A former Cub Scout, Boy Scout and an Eagle Scout whose names and faces are familiar around Gainesville were honored Tuesday night for their work in the community.
The Boy Scouts of America’s Northeast Georgia Council held its annual Gainesville American Values Dinner at the Chattahoochee Country Club. The dinner honored the Rev. Bill Coates, senior pastor at Gainesville First Baptist Church; Mike Giles, president of the Georgia Poultry Federation; and Dr. Dan Winston, heart surgeon at Northeast Georgia Medical Center.
All three men were awarded the Ralph Cleveland Distinguished Citizen Awards.
“Scouting teaches values such as respect, responsibility, reverence and self-reliance,” said Philip Wilheit, president of Wilheit Packaging in Gainesville and emcee of the evening’s events. “I think it speaks volumes about scouting, that some of Gainesville and Hall County’s best were once one of them.”

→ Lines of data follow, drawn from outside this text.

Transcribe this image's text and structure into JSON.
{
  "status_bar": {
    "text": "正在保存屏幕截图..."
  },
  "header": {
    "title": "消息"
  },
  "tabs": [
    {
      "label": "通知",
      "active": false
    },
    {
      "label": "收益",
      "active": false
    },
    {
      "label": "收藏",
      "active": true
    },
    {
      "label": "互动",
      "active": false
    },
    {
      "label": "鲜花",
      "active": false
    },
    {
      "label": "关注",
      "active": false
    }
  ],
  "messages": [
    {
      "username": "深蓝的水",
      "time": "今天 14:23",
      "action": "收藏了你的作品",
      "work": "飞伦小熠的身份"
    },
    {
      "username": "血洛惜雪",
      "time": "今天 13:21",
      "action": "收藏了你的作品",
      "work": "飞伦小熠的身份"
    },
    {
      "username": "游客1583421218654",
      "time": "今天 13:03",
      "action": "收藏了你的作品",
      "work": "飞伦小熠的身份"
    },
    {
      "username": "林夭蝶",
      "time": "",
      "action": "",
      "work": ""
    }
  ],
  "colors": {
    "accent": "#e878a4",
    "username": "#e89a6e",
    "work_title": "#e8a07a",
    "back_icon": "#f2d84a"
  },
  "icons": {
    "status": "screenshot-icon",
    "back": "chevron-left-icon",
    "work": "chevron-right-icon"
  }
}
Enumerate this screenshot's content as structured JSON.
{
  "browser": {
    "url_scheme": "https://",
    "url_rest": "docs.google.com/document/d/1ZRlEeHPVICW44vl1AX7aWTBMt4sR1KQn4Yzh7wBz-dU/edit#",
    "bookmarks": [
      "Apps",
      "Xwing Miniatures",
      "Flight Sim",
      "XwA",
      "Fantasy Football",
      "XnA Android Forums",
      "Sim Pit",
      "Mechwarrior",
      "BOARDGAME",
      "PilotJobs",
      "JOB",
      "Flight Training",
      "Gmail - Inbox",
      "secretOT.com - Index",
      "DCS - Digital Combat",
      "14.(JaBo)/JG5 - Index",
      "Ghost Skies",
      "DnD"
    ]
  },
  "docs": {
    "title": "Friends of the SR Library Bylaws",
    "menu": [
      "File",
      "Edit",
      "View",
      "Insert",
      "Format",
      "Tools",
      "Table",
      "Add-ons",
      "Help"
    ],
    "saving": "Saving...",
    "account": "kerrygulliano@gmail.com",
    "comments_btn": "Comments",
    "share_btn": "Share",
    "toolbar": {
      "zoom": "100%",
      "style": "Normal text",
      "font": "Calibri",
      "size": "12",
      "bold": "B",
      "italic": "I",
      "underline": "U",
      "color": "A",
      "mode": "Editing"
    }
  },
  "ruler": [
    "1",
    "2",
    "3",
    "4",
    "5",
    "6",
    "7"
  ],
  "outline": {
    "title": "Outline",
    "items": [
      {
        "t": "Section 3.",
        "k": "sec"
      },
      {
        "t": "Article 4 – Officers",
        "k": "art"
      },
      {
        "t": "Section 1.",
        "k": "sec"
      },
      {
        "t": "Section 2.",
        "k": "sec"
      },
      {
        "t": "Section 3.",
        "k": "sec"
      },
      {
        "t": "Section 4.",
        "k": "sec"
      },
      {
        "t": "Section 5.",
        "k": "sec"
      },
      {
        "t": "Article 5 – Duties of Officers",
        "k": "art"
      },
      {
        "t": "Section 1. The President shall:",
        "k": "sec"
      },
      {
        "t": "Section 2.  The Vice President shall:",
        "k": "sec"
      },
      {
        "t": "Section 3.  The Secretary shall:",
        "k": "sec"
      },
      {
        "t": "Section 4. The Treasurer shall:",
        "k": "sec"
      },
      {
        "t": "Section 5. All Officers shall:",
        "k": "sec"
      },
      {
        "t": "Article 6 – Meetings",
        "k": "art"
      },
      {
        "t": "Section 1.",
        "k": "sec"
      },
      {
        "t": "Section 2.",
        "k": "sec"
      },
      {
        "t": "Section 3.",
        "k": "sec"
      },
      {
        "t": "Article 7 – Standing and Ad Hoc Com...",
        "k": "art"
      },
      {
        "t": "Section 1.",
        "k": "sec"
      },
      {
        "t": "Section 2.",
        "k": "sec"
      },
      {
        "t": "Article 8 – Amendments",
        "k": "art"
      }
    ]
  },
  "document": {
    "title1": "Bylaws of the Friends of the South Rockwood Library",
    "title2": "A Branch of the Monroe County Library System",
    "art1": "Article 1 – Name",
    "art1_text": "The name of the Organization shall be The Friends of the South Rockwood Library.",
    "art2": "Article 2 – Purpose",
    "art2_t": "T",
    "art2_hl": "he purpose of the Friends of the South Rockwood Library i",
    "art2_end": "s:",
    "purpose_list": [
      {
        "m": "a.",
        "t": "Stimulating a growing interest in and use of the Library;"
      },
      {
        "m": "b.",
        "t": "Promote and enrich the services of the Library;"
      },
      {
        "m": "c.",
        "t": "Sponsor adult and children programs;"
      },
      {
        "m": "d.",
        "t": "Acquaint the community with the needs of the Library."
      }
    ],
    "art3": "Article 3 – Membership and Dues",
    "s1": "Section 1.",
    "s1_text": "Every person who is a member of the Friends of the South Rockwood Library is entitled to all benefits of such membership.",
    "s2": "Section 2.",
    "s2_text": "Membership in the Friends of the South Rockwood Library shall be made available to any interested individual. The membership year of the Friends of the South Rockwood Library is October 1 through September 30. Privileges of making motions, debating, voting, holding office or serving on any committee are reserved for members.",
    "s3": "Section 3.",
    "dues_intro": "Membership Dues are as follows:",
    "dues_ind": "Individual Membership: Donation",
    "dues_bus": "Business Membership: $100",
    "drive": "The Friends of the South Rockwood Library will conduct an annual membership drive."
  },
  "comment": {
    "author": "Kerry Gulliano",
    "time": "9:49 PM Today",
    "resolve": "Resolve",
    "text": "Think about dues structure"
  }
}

Coates was recognized by Dr. Trevor Hooper for his years of hard work through First Baptist and a number of local and state organizations, including Good News Clinics, Habitat for Humanity of Hall County and the Governor’s Board for Faith and Community Alliance.
“His service to Gainesville and Hall County go beyond his duties as the shepherd of the flock at First Baptist Church,” Hooper said.
Abit Massey spoke in recognition of Giles and his work for the poultry industry and all agriculture in the state. Massey said Giles has “gone far beyond what is expected of a person in his position.”
“He’s done a superb job in all capacities,” Massey said. “He lives the scout law and the scout motto.”
Dr. Jeff Marshall recognized Winston, calling him “one of the best doctors, I think, in America.”
Marshall said Winston’s work as a cardiovascular and thoracic surgeon in North Georgia has saved countless lives. He said when his own parents needed bypass surgery, Winston was the one he called.
“The Boy Scouts are a phenomenal organization,” Winston said as he accepted his award. “I can’t say enough about the Boy Scouts. Every interview I’ve ever gone to, they’ve look at my resume and seen I was an Eagle Scout, and it’s always been mentioned as a very good organization.”
Winston, Coates and Giles expressed their gratitude to those present for the recognition.
“To share this honor tonight with people like Dan Winston and Mike Giles makes the honor even greater for me,” Coates said.
Superior Court Judge Jason Deal was the keynote speaker Tuesday night. He commended the three honorees and share a little information about the Hall County Drug Court program. He told of five men whose lives were changed because of the program, which offers an alternative to incarceration that helps participants get clean and sober.
“Prison doesn’t solve addiction,” Deal said.
Instead, drug court teaches values, virtues, goal-setting and good citizenship, which is much like the values taught through scouting, he said.
One of the five men whose story Deal shared was an Eagle Scout, Deal said. Now a graduate of drug court, he runs a residential drug treatment program for young men in Hall County.
“I believe, if we have more children involved in things like Scouts, we won’t have so many people come before me in court,” Deal said.